◆ **Exercise**
Your response should contain every line from the data below that holds the string "icon".

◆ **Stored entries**
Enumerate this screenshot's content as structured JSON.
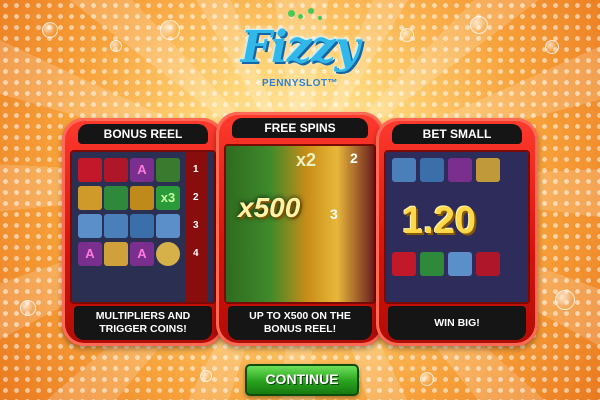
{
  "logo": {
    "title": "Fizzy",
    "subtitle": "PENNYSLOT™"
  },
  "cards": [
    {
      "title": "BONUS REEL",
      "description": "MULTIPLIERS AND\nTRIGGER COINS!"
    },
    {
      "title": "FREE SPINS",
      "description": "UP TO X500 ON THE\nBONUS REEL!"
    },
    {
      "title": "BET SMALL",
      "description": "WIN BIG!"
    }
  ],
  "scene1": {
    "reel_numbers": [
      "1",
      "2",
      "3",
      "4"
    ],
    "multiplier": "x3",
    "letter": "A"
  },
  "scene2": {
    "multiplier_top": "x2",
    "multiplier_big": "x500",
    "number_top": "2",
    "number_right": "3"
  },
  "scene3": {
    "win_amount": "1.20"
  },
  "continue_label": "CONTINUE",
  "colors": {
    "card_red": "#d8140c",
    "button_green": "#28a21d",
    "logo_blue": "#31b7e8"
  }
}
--
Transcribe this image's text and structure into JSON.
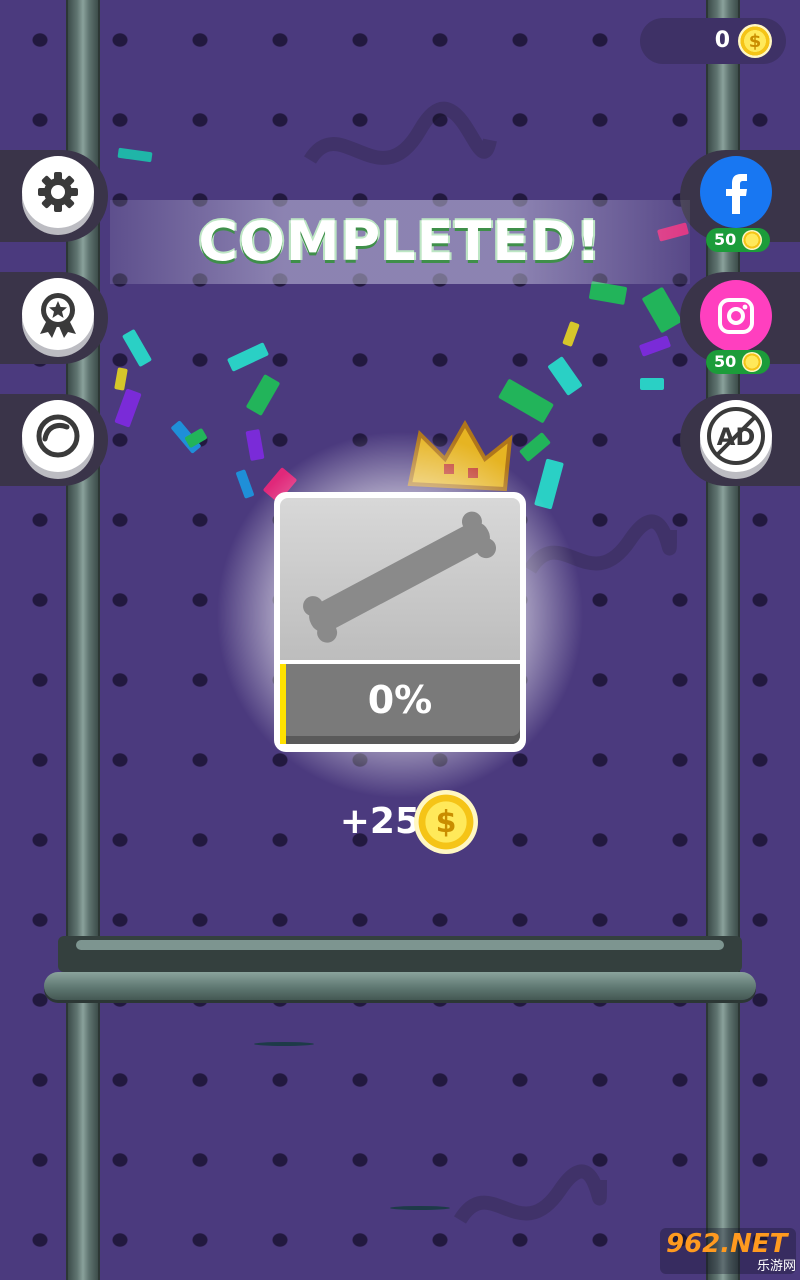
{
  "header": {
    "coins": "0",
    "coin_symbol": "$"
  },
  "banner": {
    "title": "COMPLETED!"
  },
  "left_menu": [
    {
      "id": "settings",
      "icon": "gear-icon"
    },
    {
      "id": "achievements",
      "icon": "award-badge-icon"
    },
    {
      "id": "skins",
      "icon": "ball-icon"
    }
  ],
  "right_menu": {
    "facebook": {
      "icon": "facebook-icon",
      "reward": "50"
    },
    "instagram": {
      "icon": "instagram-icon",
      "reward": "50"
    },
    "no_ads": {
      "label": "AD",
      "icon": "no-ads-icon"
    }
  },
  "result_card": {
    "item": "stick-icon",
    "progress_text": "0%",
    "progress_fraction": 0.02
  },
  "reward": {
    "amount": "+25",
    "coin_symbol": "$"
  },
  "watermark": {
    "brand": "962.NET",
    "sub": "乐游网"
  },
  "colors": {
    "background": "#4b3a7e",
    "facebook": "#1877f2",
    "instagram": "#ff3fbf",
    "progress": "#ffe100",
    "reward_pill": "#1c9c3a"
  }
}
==
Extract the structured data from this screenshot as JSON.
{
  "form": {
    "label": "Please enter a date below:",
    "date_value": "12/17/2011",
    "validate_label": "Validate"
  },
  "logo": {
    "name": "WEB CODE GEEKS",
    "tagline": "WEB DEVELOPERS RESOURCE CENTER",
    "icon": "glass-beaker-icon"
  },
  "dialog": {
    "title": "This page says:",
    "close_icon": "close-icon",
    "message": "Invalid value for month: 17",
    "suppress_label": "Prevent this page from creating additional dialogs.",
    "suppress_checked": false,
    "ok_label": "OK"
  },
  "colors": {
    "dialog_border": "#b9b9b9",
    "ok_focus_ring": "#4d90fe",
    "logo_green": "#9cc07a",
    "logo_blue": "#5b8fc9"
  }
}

◆ **Answer for this exercise**
      "icon": "gear-icon"
      "icon": "award-badge-icon"
      "icon": "ball-icon"
      "icon": "facebook-icon",
      "icon": "instagram-icon",
      "icon": "no-ads-icon"
    "item": "stick-icon",
    "icon": "glass-beaker-icon"
    "close_icon": "close-icon",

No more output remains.